CitA reaches a range of audiences from the industry top tier to small companies. “There are people knowledgeable in Digital Construction who want to know what is coming next. Then you have another group who are getting used to having BIM on their projects. They want to understand what Digital Construction offers. CitA is catering for these two groups.”

The CitA Digital Transformation Series is popular among BAM teams with some BAM colleagues as far away as the Americas and Australia often viewing events live on YouTube. Companies attending events and undertaking training help build the culture of Digital Construction Paul explains. “The CitA Regional Roadshow brings Digital Construction to SMEs around the country. This reaches companies that may not have a Dublin base or doing work internationally. CitA’s Tech Trend Series sees CitA return to its roots. This series is a technology showcase and people can talk about what technologies they need. CitA’s Skillnet provides unparalleled training, across a broad range of topics from Revit to time management to Health & Safety.”

Paul’s highlights from his term on the Board include working with fellow Board Members and attending CitA’s major events. “The Board Members come from the public sector, from contracting, consultancy, academia, and they are all experts in their field. The CitA Gatherings are international draws for professionals. We need to have these big events in Ireland to showcase Irish capabilities and to learn from experiences across the world. CitA’s media partnership with Irish building magazine has been great for getting the message of Digital Construction out to our industry in Ireland.

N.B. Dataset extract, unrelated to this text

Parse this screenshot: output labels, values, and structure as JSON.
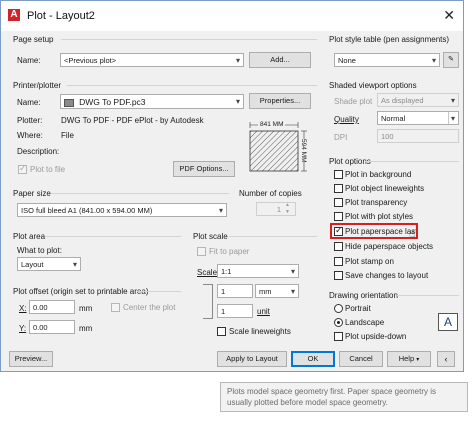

“For many years BAM has been a sponsor and avid supporter of CitA. As a not for profit organisation, the work that CitA does is important for our industry and I do hope our industry recognises this and in turn will support CitA into the future.”

CitA Update

CitA’s work continues. The CitA Technology Trend Series, CitA Regions Series, and Digital Transformation Series are running as webinars due to COVID-19 restrictions. CitA is also running various mini webinars with tech members and CitA Skillnet webinars on a weekly basis. All details of webinars are available on the CitA website. CitA Tech Live 2020 which was planned to take place on 24 September in Cork will be hosted virtually due to COVID-19. The theme of the event is ‘Changing the Way we Work’.

CitA Co-Founder Dr Alan Hore says the variety and pace of technology innovations are helping project teams to be more productive and work more efficiently during the design, installation and operational phases of a construction project. “In 2020, COVID-19 has in effect catapulted our industry into looking strategically at these technologies as we adapt to a new norm of remote working and social distancing for the foreseeable future.

“These technologies will change the way we work, help teams to face challenges, improve collaboration and coordination of information, creating more accurate project data, improve communication between project teams, and leading to smarter buildings and better project outcomes that clients will increasingly demand.”

CitA Tech Live is taking place 21-25 September. CitA have assembled 20 experts from across the globe for this event.

The content of this site is subject to copyright laws and may not be reproduced in any form without the prior consent of the publishers. The views expressed in articles do not necessarily represent those of the publishers. This article first appeared in Irish building magazine.